REQUIRED ACTION
Please copy every line from the records below that contains the string "WITH".

MATERIAL TO PROCESS
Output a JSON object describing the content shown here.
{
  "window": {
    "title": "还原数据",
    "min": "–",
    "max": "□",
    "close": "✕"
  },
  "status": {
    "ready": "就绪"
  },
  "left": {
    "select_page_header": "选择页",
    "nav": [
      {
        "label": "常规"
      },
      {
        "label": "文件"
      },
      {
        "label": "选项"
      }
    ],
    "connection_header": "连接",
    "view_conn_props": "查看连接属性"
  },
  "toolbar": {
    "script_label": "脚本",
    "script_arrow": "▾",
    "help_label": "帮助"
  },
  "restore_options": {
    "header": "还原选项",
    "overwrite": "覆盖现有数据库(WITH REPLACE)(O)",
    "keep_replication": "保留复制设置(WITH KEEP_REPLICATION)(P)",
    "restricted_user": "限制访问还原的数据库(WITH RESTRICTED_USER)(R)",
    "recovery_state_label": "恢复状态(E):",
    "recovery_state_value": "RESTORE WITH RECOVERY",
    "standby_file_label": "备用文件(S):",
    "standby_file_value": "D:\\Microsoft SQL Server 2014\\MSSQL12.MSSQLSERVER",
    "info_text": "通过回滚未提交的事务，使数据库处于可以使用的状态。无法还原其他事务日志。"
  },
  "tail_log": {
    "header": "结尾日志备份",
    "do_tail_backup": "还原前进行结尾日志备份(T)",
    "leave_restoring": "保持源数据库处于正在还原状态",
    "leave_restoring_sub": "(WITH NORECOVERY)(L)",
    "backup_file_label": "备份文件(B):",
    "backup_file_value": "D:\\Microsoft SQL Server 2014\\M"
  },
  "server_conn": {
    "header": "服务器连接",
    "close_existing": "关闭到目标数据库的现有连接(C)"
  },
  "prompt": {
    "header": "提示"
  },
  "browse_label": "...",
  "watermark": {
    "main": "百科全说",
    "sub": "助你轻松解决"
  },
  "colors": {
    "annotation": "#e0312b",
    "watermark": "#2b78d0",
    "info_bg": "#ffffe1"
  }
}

YOUR SOLUTION
    "overwrite": "覆盖现有数据库(WITH REPLACE)(O)",
    "keep_replication": "保留复制设置(WITH KEEP_REPLICATION)(P)",
    "restricted_user": "限制访问还原的数据库(WITH RESTRICTED_USER)(R)",
    "recovery_state_value": "RESTORE WITH RECOVERY",
    "leave_restoring_sub": "(WITH NORECOVERY)(L)",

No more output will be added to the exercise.